In a major coup, AOL has scored Susan Lyne, former CEO and most recently chairman of Gilt Groupe, to oversee its new Brand Group.
Having served on AOL’s board for three years, Lyne is well acquainted with its management team and brand assets.
In her new role, Lyne will be expected to grow traffic across AOL’s properties, including AOL.com and The Huffington Post, while cultivating new relationships up and down Madison Avenue.
“Our efforts center on making all of [AOL’s] brands true destinations for audiences worldwide,” Lyne said on Thursday.
The prize hire follows AOL’s decision in mid-February to begin managing its business by segments, including a Brand Group.
Prior to Gilt, Lyne served as president/CEO of Martha Stewart Living Omnimedia. Before that, she was president of ABC Entertainment, where she helped develop shows like “Desperate Housewives,” “Lost” and “Grey’s Anatomy.”
Lyne joins AOL at a time of rising optimism for the long-struggling Web portal.
“AOL saw positive signs over the last year as a result of its continued investment in a variety of display advertising and media properties,” Clark Fredricksen, vice president of communications at eMarketer, said Thursday. “Its media offering continues to grow more valuable, which obviously puts AOL in a better position than before.”
Thanks to healthy increases in global ad revenue, AOL recently reported that fourth-quarter revenues were up 3.9% year-over-year -- to nearly $600 million -- which represented the company’s greatest sales gain in eight years.

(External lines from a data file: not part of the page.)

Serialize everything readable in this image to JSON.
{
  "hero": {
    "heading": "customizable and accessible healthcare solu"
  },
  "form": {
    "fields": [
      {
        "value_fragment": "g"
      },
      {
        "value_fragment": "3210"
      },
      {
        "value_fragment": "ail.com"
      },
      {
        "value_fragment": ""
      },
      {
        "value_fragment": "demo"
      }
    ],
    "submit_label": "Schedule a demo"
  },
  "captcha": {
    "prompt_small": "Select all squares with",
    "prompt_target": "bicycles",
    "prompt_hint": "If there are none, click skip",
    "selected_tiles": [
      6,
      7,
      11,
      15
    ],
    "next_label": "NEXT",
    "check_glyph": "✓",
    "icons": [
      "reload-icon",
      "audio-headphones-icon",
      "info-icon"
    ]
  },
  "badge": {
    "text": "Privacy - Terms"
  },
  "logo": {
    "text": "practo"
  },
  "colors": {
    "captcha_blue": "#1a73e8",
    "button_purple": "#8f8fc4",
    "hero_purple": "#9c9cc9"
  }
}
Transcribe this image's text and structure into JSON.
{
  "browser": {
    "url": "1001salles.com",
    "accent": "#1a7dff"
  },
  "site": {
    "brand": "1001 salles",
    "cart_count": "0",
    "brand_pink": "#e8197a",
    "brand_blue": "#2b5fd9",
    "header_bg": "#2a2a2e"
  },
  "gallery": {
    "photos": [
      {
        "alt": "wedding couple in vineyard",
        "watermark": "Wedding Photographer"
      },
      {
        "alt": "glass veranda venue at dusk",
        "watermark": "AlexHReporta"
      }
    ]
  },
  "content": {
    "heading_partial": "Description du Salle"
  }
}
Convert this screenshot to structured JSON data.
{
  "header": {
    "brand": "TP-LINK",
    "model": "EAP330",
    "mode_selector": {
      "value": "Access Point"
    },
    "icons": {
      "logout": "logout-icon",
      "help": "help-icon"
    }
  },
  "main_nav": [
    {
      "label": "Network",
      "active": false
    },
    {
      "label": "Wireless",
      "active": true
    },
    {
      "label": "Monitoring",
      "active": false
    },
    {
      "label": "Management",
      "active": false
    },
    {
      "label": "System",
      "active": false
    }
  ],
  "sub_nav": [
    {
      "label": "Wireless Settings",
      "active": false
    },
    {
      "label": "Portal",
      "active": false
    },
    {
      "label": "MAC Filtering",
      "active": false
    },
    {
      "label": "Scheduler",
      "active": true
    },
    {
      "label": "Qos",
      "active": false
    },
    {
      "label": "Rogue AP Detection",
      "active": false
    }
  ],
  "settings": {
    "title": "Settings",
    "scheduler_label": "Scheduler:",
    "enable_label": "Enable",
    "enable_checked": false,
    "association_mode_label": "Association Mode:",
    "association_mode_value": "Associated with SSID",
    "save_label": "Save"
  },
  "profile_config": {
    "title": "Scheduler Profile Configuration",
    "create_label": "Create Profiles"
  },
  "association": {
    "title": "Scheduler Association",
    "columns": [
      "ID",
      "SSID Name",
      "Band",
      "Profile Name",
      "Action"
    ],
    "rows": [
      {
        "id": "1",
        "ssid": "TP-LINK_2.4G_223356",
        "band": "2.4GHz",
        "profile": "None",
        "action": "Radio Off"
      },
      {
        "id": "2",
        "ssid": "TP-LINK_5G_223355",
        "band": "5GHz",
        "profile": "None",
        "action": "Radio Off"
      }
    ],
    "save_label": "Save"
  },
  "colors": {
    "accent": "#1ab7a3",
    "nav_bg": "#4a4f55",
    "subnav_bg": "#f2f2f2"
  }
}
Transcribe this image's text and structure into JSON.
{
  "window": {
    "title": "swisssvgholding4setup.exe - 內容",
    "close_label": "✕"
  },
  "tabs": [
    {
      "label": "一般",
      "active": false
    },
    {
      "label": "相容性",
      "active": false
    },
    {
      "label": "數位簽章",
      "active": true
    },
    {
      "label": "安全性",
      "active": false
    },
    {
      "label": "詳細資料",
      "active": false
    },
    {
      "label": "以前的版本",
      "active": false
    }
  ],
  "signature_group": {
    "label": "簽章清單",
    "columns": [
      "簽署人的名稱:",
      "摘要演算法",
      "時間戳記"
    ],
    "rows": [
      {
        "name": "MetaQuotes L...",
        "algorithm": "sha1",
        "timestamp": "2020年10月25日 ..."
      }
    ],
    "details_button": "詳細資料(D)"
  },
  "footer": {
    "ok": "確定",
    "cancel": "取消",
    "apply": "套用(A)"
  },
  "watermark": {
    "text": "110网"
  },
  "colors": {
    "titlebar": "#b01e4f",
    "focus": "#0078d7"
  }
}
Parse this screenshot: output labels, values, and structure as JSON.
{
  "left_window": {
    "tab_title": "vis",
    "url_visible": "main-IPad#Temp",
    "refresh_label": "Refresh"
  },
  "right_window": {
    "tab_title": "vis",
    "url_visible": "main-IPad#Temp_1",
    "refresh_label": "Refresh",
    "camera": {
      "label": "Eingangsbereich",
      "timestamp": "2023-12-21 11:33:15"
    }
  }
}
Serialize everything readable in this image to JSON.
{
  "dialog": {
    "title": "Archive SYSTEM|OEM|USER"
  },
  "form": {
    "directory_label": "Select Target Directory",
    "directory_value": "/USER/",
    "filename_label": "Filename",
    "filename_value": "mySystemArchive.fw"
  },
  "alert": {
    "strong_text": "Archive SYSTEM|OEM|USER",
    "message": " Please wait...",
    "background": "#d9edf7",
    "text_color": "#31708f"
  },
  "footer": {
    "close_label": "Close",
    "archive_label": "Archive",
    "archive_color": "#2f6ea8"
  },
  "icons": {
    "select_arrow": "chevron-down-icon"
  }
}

Yet, AOL continues to see its share of display dollars slip as Google and Facebook surge further ahead, Fredricksen noted. “AOL accounted for just 3.6% of display revenues in the U.S. last year, down from 4.3% in 2011.”
Google, meanwhile, earned more U.S. display revenues than any other company in 2012, topping the overall $15 billion domestic display ad market with a 15.4% share, according to eMarketer. Facebook accounted for a slightly smaller 14.4% share of the market.
Last year, rumors swirled that AOL was preparing to sell off TechCrunch and Engadget, along with smaller assets like TUAW and Joystiq. Denying the reports, TechCrunch said at the time they stemmed from a never-executed plan by AOL executives to turn its tech properties -- including TechCrunch and Engadget -- into a separate entity, which they would have valued at around $200 million.